ENTRIES SUPPLIED —
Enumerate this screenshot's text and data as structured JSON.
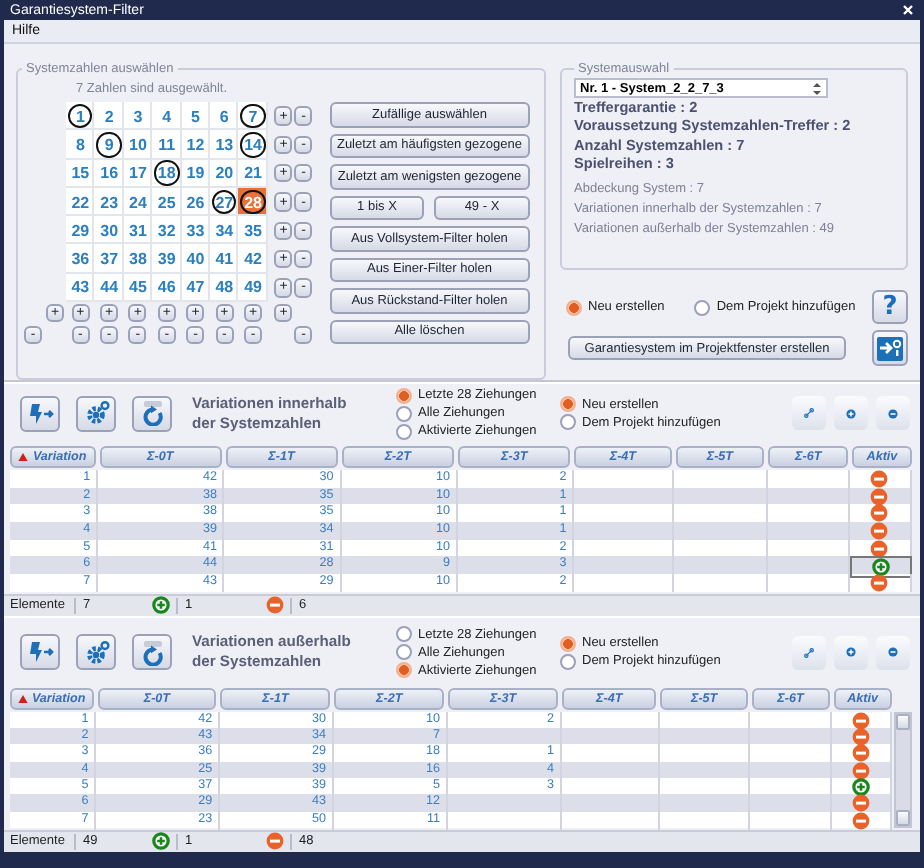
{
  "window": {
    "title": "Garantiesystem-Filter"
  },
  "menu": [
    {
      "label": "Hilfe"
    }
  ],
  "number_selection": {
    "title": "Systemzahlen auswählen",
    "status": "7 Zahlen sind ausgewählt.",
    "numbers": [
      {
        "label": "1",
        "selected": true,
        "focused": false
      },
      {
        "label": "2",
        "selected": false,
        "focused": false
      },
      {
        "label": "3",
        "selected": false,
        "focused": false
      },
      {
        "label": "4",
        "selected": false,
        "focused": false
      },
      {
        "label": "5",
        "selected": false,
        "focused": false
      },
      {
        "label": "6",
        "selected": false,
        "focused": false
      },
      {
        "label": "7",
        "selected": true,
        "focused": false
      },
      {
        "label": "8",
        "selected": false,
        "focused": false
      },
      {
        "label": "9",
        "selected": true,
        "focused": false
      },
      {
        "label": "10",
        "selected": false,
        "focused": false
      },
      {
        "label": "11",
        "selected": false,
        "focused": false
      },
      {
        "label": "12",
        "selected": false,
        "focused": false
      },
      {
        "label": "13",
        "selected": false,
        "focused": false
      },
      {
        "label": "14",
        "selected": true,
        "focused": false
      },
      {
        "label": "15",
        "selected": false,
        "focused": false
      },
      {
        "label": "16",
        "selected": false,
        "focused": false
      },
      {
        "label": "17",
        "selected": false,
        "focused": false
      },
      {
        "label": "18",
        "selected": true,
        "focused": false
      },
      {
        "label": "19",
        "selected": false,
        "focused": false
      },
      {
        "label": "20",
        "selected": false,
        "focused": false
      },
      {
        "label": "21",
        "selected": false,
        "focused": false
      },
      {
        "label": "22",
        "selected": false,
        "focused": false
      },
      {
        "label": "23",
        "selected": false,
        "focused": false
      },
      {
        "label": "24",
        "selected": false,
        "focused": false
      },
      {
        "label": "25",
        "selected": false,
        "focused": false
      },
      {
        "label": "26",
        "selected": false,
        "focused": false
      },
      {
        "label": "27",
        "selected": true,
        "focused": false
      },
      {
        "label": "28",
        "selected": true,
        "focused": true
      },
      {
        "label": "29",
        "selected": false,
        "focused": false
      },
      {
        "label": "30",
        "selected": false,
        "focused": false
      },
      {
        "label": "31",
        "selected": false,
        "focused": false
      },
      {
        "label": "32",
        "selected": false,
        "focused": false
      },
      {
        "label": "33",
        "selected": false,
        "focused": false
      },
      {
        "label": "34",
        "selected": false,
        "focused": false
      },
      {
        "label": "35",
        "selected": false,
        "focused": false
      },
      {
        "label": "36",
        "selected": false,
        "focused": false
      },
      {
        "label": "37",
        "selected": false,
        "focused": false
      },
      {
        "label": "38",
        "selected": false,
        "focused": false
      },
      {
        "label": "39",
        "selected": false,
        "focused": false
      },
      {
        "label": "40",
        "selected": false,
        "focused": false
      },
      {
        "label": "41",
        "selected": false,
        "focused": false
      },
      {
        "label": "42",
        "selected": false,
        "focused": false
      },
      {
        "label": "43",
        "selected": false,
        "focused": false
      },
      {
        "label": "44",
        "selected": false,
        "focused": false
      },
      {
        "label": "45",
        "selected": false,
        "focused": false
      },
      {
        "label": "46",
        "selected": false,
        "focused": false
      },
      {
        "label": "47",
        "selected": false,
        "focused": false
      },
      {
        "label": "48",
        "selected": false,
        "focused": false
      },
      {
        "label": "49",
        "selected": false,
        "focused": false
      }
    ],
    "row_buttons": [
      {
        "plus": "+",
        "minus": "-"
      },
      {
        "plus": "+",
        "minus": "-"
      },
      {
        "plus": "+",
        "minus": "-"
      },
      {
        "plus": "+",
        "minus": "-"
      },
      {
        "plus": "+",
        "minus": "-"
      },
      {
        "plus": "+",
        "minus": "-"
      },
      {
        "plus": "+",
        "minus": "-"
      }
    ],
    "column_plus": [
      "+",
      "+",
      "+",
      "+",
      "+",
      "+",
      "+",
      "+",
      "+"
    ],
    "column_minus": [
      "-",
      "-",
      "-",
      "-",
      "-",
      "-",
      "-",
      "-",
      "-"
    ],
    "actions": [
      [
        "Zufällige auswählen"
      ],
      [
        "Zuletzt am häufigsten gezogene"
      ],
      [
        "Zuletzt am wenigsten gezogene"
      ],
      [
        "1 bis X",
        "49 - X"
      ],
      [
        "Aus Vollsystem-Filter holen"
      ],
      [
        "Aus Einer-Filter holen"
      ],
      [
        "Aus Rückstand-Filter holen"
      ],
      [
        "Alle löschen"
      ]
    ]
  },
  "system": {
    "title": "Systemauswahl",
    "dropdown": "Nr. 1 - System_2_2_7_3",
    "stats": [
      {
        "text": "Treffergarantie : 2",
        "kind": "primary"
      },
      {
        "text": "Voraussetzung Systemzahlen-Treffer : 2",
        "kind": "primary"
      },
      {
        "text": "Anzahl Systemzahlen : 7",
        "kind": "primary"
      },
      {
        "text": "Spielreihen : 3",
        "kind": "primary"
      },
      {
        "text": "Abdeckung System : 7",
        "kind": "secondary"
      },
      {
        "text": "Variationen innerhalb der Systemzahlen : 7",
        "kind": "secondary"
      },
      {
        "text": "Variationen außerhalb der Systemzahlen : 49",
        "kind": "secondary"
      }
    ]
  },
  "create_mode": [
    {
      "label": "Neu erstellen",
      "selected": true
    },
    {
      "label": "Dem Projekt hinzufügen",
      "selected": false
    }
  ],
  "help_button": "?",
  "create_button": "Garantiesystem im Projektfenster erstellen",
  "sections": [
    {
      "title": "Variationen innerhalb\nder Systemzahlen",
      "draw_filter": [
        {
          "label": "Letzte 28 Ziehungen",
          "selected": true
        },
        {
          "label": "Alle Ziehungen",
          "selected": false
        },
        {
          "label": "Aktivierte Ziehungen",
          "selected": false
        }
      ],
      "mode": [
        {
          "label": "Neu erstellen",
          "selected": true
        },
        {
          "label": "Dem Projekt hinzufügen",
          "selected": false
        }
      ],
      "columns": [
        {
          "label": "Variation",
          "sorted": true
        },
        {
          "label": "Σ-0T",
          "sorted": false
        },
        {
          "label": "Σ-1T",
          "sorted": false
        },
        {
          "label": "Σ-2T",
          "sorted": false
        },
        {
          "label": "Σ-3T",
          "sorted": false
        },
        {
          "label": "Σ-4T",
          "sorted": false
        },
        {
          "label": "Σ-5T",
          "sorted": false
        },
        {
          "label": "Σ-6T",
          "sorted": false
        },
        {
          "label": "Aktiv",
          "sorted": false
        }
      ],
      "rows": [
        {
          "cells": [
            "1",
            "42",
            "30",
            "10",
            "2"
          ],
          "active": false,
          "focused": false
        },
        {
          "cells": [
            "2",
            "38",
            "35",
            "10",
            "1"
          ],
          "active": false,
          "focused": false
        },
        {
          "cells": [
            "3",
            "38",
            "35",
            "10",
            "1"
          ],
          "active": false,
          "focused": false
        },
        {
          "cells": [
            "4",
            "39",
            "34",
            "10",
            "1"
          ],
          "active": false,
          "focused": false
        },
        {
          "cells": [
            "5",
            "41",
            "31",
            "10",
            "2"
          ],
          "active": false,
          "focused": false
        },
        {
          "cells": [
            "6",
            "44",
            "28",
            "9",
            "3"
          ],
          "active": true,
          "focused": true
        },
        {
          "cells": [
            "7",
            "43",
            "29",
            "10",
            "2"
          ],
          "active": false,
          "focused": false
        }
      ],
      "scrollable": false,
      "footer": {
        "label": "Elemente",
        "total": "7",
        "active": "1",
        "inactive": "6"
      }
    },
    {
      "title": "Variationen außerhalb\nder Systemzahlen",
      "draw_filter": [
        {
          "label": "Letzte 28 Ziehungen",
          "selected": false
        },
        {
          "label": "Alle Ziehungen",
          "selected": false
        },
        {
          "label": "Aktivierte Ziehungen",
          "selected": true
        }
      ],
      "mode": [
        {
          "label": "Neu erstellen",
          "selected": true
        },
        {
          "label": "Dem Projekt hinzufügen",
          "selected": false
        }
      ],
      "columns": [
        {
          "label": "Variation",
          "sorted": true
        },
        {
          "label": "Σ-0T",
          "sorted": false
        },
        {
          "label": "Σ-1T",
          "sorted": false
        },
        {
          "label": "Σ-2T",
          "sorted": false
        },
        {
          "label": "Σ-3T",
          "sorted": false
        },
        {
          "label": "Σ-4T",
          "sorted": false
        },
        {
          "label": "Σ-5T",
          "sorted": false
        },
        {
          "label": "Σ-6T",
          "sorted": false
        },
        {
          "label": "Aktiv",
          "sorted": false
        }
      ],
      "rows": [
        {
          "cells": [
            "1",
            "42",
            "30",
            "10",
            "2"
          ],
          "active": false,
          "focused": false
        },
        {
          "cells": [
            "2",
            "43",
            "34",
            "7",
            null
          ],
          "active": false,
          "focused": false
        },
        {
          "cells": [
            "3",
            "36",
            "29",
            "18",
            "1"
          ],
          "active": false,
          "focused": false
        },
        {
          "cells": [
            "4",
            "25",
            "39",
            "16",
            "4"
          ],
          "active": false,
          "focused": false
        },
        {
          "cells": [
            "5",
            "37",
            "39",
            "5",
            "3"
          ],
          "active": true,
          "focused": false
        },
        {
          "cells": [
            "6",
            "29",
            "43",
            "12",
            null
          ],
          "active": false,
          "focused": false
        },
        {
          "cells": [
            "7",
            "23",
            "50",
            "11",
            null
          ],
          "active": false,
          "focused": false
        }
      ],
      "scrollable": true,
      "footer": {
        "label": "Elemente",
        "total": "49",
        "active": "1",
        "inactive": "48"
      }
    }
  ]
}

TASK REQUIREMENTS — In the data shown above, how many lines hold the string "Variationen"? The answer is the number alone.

EXERCISE RESPONSE — 4